As I mentioned last week, farms in my part of southwestern Ontario near Toronto in Canada have taken to making statements with front yard lawn art, often made up of stylish rocks, even boulders, but also old bicycles, cars and trucks and even tractors. In the case of the farm shown above, an old wagon with two rusty milk cans aboard are situated on the lawn in front of an old stone farmhouse. There are dozens of stone farmhouses in the Stratford area. – JH

Caution: Ditch Diggers At Work

By Jim Hagarty

My best friend and I were well familiar with the ditches along the almost two miles or so from our farms to the crossroads of Bornholm northwest of Stratford when we were growing up. On a warm summer’s day, he would walk on one side of the road, I on the other, and we’d scour the ditches for bottles that we could cash in at the store or the nearby gas station for pop and potato chips. A regular-sized eight-ounce or 10-ounce pop bottle would net us two cents while a large 28-ounce bottle would put five cents in our pockets.

Because motorists in those days would throw everything but the kitchen sink in the ditches as they drove along, we hardly ever ran out of a supply of refillable glass bottles to turn in. It didn’t take many to pay for our booty. I remember small bags of chips that cost a nickel, and pop that you could buy for seven or eight cents for a small bottle to 10 cents for a bigger one.

Our treasure trove took a little bit of a hit one summer, however, when a man in the village started walking the ditches too.
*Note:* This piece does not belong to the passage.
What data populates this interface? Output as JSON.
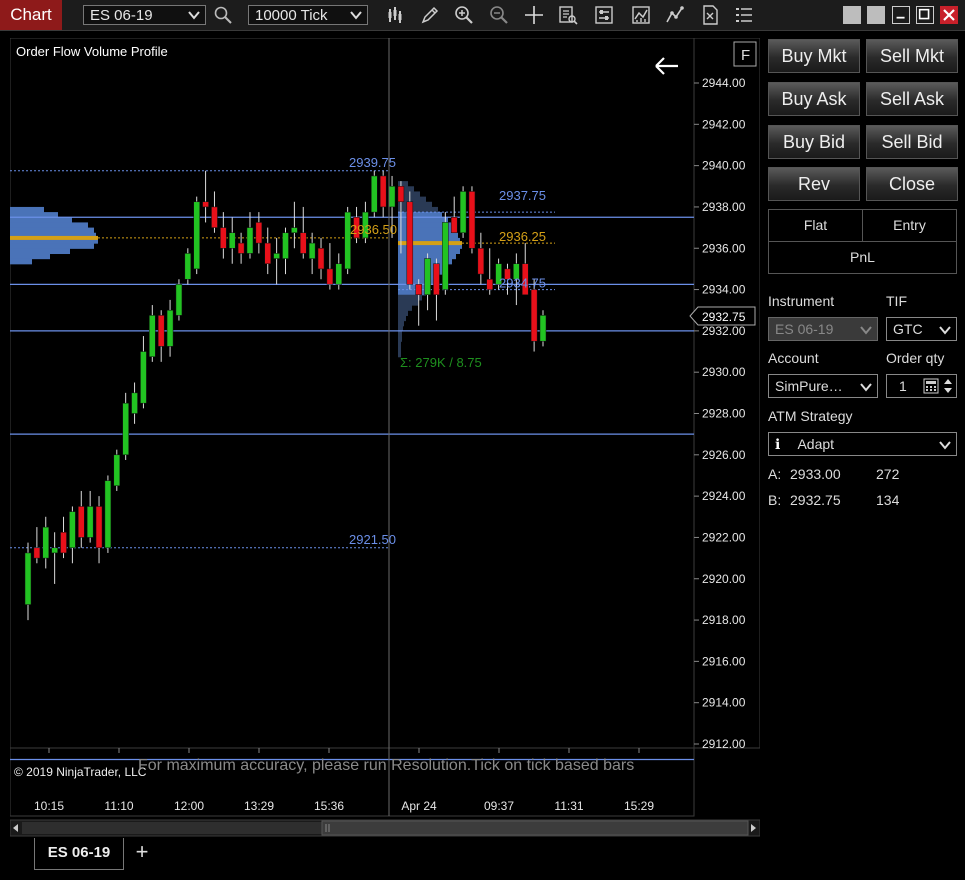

We weren’t too happy with this trespasser but we couldn’t do much about him. Our hauls began to dwindle and eventually, so did our interest in fishing the ditches for funds to pay for our habits.

I believe it was a short time after our ditch-digging days ended that we discovered the miracle of girls. We soon found that they were the only worthwhile subject of discussion and would be that for many years to follow.

Groaners Unlimited


  • Did you hear about the optometrist who fell into a lens grinder and made a spectacle of himself?

  • There were two ships. One had red paint, one had blue paint. They collided. At last report, the survivors were marooned.

  • The other day I sent my girlfriend a huge pile of snow. I rang her up and asked, “Did you get my drift?”

  • Why is Saudi Arabia free of mental illness? There are nomad people there.

  • When I was in the supermarket I saw a man and a woman wrapped in a barcode. I asked, “Are you two an item?”

  • I went to the butchers the other day and I bet him $50 that he couldn’t reach the meat off the top shelf. He said, ‘no, the steaks are too high.’

  • I fired my masseuse today. She just rubbed me the wrong way

  • Did you hear about the Buddhist who refused his dentist’s Novocain during root canal work? He wanted to transcend dental medication.

  • Show me where Stalin’s buried and I’ll show you a communist plot.

  • A guy walks into a bar with jumper cables. The bartender says, “You can come in, but don’t start anything!”

  • This duck walks into a bar and orders a beer. “Four bucks,” says the bartender. “Put it on my bill.”

  • A dog with his leg wrapped in bandages hobbles into a saloon. He sidles up to the bar and announces: “I’m lookin’ fer the man who shot my paw.”

  • A man walks into a bar with a slab of asphalt under his arm and says: “A beer please, and one for the road.”

  • A horse walks into a bar. The bartender says, “So, why the long face?”

  • Two peanuts walk into a bar. One was a salted.

  • Doctors tell us there are over seven million people who are overweight. These, of course, are only round figures.

My Little Wagon

By Jim Hagarty

I am just about finished building a wooden wagon on wheels that can be used to haul speakers and monitors around. I have never built anything like this and didn’t know that I could. But a fellow musician showed up with four wheels that he had bought and he asked me to build it because I told him I had some space and a few tools.

I took on the job, pretty sure I’d make a mess of it. But he had such confidence in me, that somehow, I found the know-how to smack the thing together. He also kept a bit of pressure on, calling to find out how it was coming along.

So, the friendly timeline combined with his total confidence in me, has produced this little vehicle which I will paint today. Being a perfectionist, I put more lumber in it than in an old sailing ship and it’s so heavy, we will need another wagon to carry it to the place we want it to be. I am pretty proud of my creation, however, and know that it only came about because of my friend’s belief that I could do it.

Sometimes, it seems, trying to live up to someone else’s expectations is not such a bad thing.